Are there days when you wonder where your teenage child has come from? Or which side of the bed he or she climbed (or fell!) out of in the morning? Chances are they’re just being normal. Or, as a mentor, are there days when you wonder if you are achieving anything in your mentoring relationship?
With so much going on in those young lives and the brain still developing, sometimes we just need to remember to stay focused and keep on keeping on being the loving parents and supportive and encouraging mentors we are. Maybe you need some user-friendly tips to encourage you?
20 meaningful ways to stay connected to young people
So, here’s a summary of some research I did. 20 meaningful ways to stay connected to our young people, in no particular order, that overlap with many thoughts and ideas linked to the Spirit of Mentoring.
- We should spend time with our children, especially when we would rather be doing something else.
- Invest energy when we are exhausted; take family holidays together as much as possible. Remember, there are some key skills our children need in the 21st Century, which Schools might not be paying enough attention to: public speaking, management of time, relationship building skills, negotiation and resolving conflict skills. The mentoring relationship could enhance many of these.
- Bite our tongues when we want to lash out.
- Take a deep breath and count SLOWLY to 20 when we want to scream.
- Keep telling our children that we love them unconditionally and nothing will ever change that – be honest and authentic at all times.
- Tell our children that, although we may get frustrated, we will never give up on them.
- Swallow our pride and apologise to our children when we have messed up.
- Go out of our way to meet with their friends and their parents.
- Stay connected with our children’s school, perhaps even their place of work (where relevant).
- Have the courage to talk about difficult topics like sex, alcohol, drugs, anorexia, smoking and and other antisocial behavior.
- Deal with problems head on instead of denying they exist – preferably be pro-active, always courteous and respectful.
- Put a note of encouragement in their lunch box or school bag, even under their pillow or send a surprise text message.
- Openly share thoughts about our values, yet be non-judgmental, as our children will only start formulating their own value base when they are about 18, having watched how we and other adults live.
- Negotiate, set, then enforce boundaries, limits and curfews. Our children will not resist boundaries and limitations provided they are practical. Give your reasons, justify your actions, thoughts etc. Don’t forget the importance of 9 hours sleep every night – a fundamental rule the brain wants you to enforce! 🙂
- Stand firm on a family rule when it would be easier to give in.
- Show up at our children’s activities and celebrate their achievements, especially their efforts. Catch them doing good!

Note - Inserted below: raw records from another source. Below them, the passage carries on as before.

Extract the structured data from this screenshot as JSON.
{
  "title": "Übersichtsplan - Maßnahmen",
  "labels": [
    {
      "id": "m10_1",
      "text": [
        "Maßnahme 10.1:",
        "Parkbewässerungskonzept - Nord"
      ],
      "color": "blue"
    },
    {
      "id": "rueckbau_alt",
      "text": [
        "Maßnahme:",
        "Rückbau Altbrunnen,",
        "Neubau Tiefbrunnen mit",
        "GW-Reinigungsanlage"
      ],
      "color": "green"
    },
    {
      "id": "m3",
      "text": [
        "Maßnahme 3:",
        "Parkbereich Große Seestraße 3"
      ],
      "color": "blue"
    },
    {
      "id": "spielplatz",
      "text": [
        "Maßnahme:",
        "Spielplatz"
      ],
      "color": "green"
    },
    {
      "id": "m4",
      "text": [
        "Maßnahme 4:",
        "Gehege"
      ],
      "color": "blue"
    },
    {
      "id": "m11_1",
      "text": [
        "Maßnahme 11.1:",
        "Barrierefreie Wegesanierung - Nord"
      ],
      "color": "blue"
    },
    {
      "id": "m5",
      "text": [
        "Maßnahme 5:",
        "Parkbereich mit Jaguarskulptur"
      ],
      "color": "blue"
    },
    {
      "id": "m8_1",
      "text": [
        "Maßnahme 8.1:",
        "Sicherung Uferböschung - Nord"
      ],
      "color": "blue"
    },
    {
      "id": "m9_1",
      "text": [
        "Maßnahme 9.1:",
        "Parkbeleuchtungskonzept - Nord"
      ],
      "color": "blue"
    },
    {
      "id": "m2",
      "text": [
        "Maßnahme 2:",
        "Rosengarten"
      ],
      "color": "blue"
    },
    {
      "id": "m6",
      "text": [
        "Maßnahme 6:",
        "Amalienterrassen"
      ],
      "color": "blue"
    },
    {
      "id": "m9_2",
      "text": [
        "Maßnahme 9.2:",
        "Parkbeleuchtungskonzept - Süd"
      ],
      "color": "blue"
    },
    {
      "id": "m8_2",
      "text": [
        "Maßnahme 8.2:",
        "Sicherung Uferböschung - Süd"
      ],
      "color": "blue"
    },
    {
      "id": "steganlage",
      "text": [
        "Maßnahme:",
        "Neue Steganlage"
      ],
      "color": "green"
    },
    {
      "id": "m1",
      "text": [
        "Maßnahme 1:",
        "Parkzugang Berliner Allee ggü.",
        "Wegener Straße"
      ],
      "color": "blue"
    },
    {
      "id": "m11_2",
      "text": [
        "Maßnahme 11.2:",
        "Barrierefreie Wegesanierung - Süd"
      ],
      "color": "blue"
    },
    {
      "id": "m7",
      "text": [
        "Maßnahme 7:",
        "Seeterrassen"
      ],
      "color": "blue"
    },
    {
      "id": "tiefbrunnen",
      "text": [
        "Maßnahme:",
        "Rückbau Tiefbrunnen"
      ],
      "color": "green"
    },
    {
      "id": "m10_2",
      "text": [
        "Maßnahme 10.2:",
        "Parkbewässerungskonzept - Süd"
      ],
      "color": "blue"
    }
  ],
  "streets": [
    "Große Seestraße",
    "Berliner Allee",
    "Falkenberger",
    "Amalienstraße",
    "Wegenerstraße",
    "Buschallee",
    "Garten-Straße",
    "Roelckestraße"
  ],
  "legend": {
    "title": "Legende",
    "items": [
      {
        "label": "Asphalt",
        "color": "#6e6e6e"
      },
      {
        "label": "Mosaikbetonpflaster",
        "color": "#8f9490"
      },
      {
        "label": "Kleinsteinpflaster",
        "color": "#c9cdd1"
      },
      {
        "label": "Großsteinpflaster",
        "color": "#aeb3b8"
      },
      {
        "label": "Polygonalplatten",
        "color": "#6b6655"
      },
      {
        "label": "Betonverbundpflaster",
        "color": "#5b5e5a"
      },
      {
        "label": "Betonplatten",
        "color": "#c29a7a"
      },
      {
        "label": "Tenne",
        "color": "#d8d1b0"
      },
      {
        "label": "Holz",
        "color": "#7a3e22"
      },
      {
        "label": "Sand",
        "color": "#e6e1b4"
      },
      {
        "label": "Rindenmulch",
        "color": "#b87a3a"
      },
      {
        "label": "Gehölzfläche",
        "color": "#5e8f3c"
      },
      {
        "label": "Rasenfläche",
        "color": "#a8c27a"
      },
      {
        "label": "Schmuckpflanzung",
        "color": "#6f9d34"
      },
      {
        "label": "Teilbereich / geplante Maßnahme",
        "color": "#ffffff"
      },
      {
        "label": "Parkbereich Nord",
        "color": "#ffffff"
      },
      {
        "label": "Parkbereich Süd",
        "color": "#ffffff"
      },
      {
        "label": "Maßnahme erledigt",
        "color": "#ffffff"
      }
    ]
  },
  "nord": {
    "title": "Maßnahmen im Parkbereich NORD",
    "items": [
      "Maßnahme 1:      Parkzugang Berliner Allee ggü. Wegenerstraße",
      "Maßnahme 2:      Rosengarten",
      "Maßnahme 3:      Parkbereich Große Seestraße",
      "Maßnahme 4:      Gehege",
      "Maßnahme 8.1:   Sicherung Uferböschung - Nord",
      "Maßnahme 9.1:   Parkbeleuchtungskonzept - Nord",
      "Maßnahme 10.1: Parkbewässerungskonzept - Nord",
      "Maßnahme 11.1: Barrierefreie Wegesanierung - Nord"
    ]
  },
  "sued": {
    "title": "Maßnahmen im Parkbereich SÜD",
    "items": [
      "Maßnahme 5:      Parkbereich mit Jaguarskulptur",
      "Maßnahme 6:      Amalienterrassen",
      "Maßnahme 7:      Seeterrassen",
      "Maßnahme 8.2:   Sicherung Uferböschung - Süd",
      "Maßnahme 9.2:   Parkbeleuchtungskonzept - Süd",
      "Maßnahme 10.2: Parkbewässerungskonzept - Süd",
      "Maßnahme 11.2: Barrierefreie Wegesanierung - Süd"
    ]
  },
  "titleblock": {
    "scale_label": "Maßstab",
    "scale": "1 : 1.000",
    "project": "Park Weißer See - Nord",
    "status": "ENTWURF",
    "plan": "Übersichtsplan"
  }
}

- Ask them about their favorite music, TV programs, YouTube clips etc. Try and understand their world – empathy.
- Journey with them when they experience failure so they keep learning from their mistakes. They need to hear that it’s okay to fail if they are giving of their best. Focus on EFFORT more than results.
- Listen! Listen! Listen with an open mind, as it shows profound respect and that we are making a genuine effort to understand them. Listen twice as much as you talk! Ensure we receive feedback ie, does my child understand what I have been talking about? Begin statements with ‘I’ not ‘You’. Get to the point and tell them the truth, sometimes appreciating the importance of being sensitive with what you are sharing. Don’t generalise eg, ‘You never clear the table’. Rather, ‘Looks like you forgot to clear the table’.
- Share a good laugh! Never forget to SMILE and include lots of fun moments in the day.
Feel free to add to the list and work hard at sowing messages of HOPE when we are communicating with our children.
About the author: Robin Cox has been a School Principal, sports coach to National Under 19 Level, Youth Symposium Organizer, developer of Youth Mentoring Programs in New Zealand and Australia, Churchill Fellow and author of books linked to youth mentoring, Peer Mentoring and the development of adolescents to become the best they can be. He has trained over 1,000 volunteer adult mentors, run workshops for teachers promoting the Spirit of Mentoring and personally mentored over 1,000 adolescents. Still an idealist, a cancer survivor of 50+ years, married with two adult children, Robin lives in New Zealand and shares a passion with anyone wanting to make a positive difference in the global community. You can see his short daily mentoring tips on Twitter @million2016coxy or on Facebook (where you are able to join a closed mentoring group) or contact him through his Mentoring Matters website Robin’s free Mentoring Matters daily podcasts (each podcast between 1.5 and 3 minutes), containing hundreds of tips for anyone working with young people, are available here.